To defend free speech is one thing, but to use it as a means to generalize a world full of people who practice a peaceful religion is a dangerous path to take, and it seems like that is the one so many people are leaning towards. The work of Charlie Hebdo reflects trends of a worldwide view already established. Their deaths will only fuel a movement to discredit peaceful muslims all over the world that is already gaining momentum. Attacks against Islam are not just racist, islamophobic, or xenophobic, but show our willingness to be ignorant of what we don’t fully understand. To say Charlie Hebdo stood for free speech and call them heroes without giving a critique of how their drawings were not just offensive, but mocked the legacy of real heroes of free speech is lazy. It will only fuel more persecution of the peaceful, law-abiding muslims around the world.
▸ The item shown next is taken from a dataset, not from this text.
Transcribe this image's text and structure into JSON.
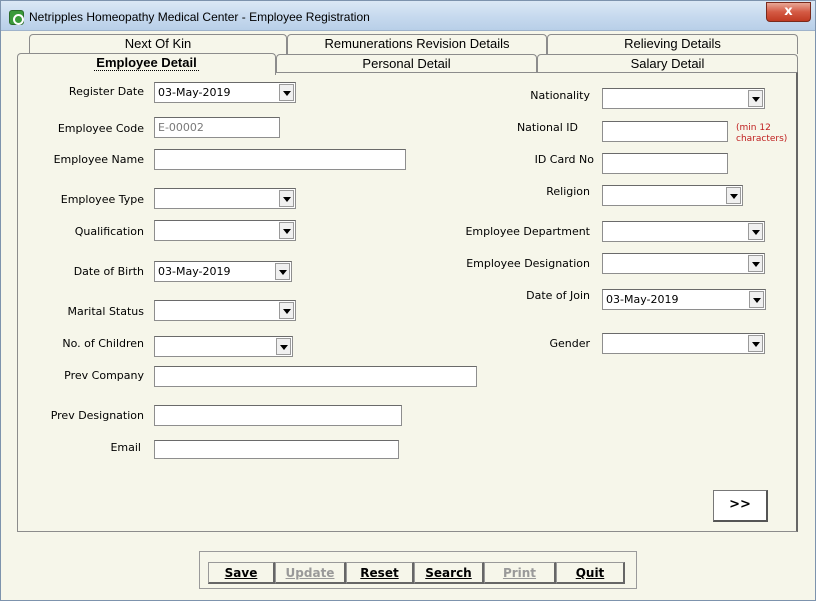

Muslim extremism must be criticized and ridiculed.  I’m a strong believer in religion–all religions–and holding those religious adherents to the standard of the words they preach, but we can’t claim that interpretations are the origins of a religion. If that were the case, we should be passing the same criticism towards Christianity and the inequality it not just perpetuated, but created. It was in the name of Jesus Christ that Europeans justified colonizing Africa. It was Christianity that helped so many white Americans justify the enslavement of Africans, and the manifest destiny behind exterminating millions of Native Americans and the western colonialism of Central and South America. It was the Christian cross that burned–with the intent to instill fear in African Americans–for much of the 20th century. Yes, Christians don’t do that today, many will argue that point, but the damage has been done and  western privilege established.

So many of us in the West today  use our global privilege to ignore the history we are products of, and only examine events that seem like we took no part in. What the Muslim extremists are doing is no different from what the Church did in Europe for much of the last Millenium. We may not do so today, but we built a civilization on religious extremism, and when other regions of the world attempt do the same, we call them barbarians when all they are doing is taking note on what has been done so many times before. Muslim extremism does not exist in a vacuum. Those countries we look at with suspicion are the same countries with histories of being placed at war to the Christian extremism of the crusades. When Israel bombs Palestinian children, we never say Judaism is inherently flawed, so what makes Islam any different?

We are the proponents of free speech and democracy–this much is true–but we need to also understand that we hail from people who weren’t much different from these Muslim extremists. The history of western freedom was fueled by the economics of religious extremism. Missing from so many conversations and debates is an understanding of the commonality of those people the media perpetually casts as the other. It is either intentional, or by the blindness we’ve been conditioned to think with.

At its worst, Charlie Hebdo was simply racist, and the double standard of our history guarded this as free speech. When we don’t realize this, we fail ourselves.